The owner of the place came to our table to chat us up. I didn’t get his name, so I’ll refer to him only as “Sarge.” I asked him about his career: He retired in the summer of 2016 after 23 years of active duty; he was an infantryman. “Oh, you must have seen combat,” I said. Yes, he answered, reeling off deployments to Bosnia, Iraq and Afghanistan.

Then I mentioned that my last duty deployment was with the 3rd Armored Cavalry Regiment, which formerly was based in Fort Carson, Colo., just up the road from where we ate our dinner; I served with the unit when it was based at Fort Lewis, Wash. I told him I had trained as an aircraft mechanic and then served in Vietnam with an Army aviation unit and then was sent to serve as a flight ops specialist at the I Corps Tactical Zone operations center in Da Nang.

“The Army, in its wisdom, then sent me to the 3rd Cav and let me drive a five-ton cargo truck,” I said. “Hey, it makes perfect sense me,” Sarge said with a laugh.

Then he summoned one of his employees over, whispered something to him and then declared he was reducing our dinner tab by 50 percent. “I take half off for all Vietnam and Korean War vets,” he said.

I … was … stunned. What none of us realized at the moment was that he discounted the tab for all four of us.

“Don’t I have to show you proof that I served in ‘Nam?” I asked. “Oh, no. You just said it without missing a beat,” he said. “That’s good enough for me.”

This likely would not have happened in 1970 when I returned home from my Army service. Please understand that I did not suffer the indignity inflicted on many other of my Vietnam War brothers. I merely watched it unfold in real time as we all sought to start our lives as we returned to “The World.”

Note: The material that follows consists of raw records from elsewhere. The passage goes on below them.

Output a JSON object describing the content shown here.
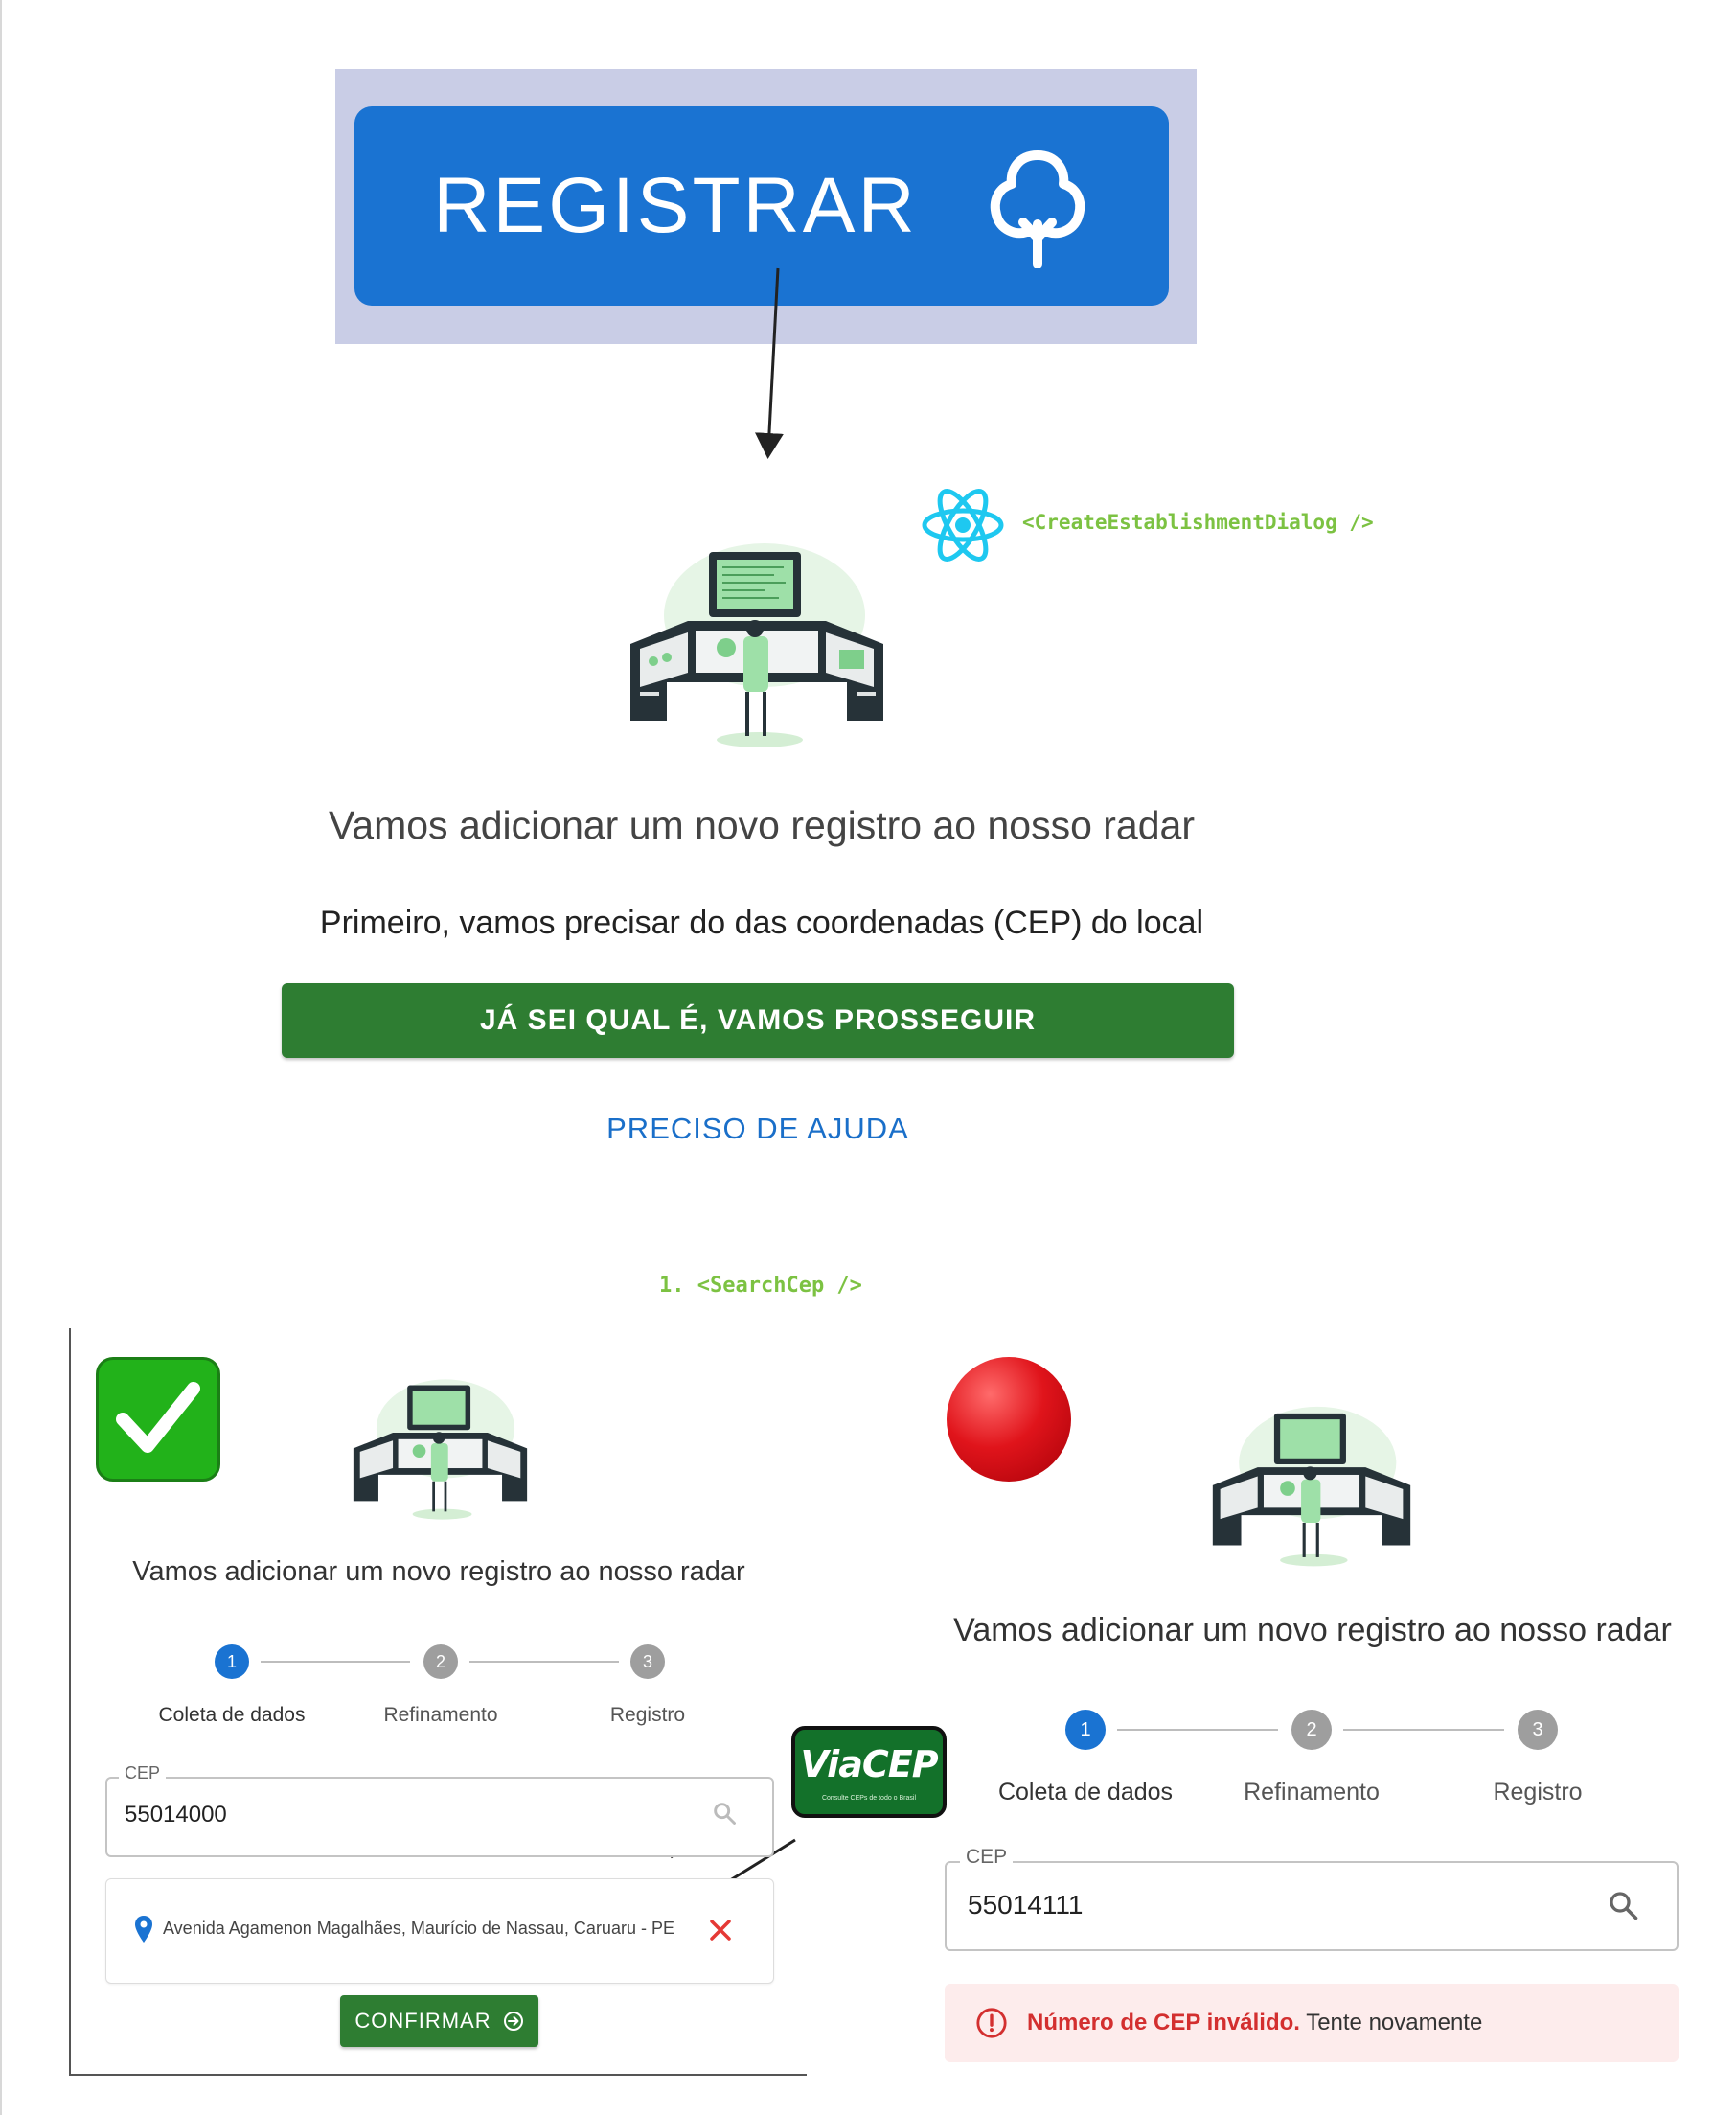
{
  "register_button": {
    "label": "REGISTRAR",
    "icon": "tree-icon"
  },
  "tags": {
    "create_dialog": "<CreateEstablishmentDialog />",
    "search_cep": "1. <SearchCep />"
  },
  "dialog": {
    "heading": "Vamos adicionar um novo registro ao nosso radar",
    "subheading": "Primeiro, vamos precisar do das coordenadas (CEP) do local",
    "proceed_button": "JÁ SEI QUAL É, VAMOS PROSSEGUIR",
    "help_link": "PRECISO DE AJUDA"
  },
  "steps": [
    {
      "number": "1",
      "label": "Coleta de dados",
      "active": true
    },
    {
      "number": "2",
      "label": "Refinamento",
      "active": false
    },
    {
      "number": "3",
      "label": "Registro",
      "active": false
    }
  ],
  "success_panel": {
    "status_icon": "check-mark-emoji",
    "heading": "Vamos adicionar um novo registro ao nosso radar",
    "cep_label": "CEP",
    "cep_value": "55014000",
    "address": "Avenida Agamenon Magalhães, Maurício de Nassau, Caruaru - PE",
    "confirm_button": "CONFIRMAR"
  },
  "error_panel": {
    "status_icon": "red-circle-emoji",
    "heading": "Vamos adicionar um novo registro ao nosso radar",
    "cep_label": "CEP",
    "cep_value": "55014111",
    "error_strong": "Número de CEP inválido.",
    "error_rest": "Tente novamente"
  },
  "viacep": {
    "logo": "ViaCEP",
    "tagline": "Consulte CEPs de todo o Brasil"
  },
  "colors": {
    "primary_blue": "#1a73d2",
    "green_button": "#2e7d32",
    "tag_green": "#7cc242",
    "error_red": "#d32f2f",
    "error_bg": "#fdecec"
  }
}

I merely wanted to mention how Sarge has exhibited with a simple act of kindness to someone he didn’t know who merely said he had served in a long-ago conflict.

America, you indeed have come a long, long way.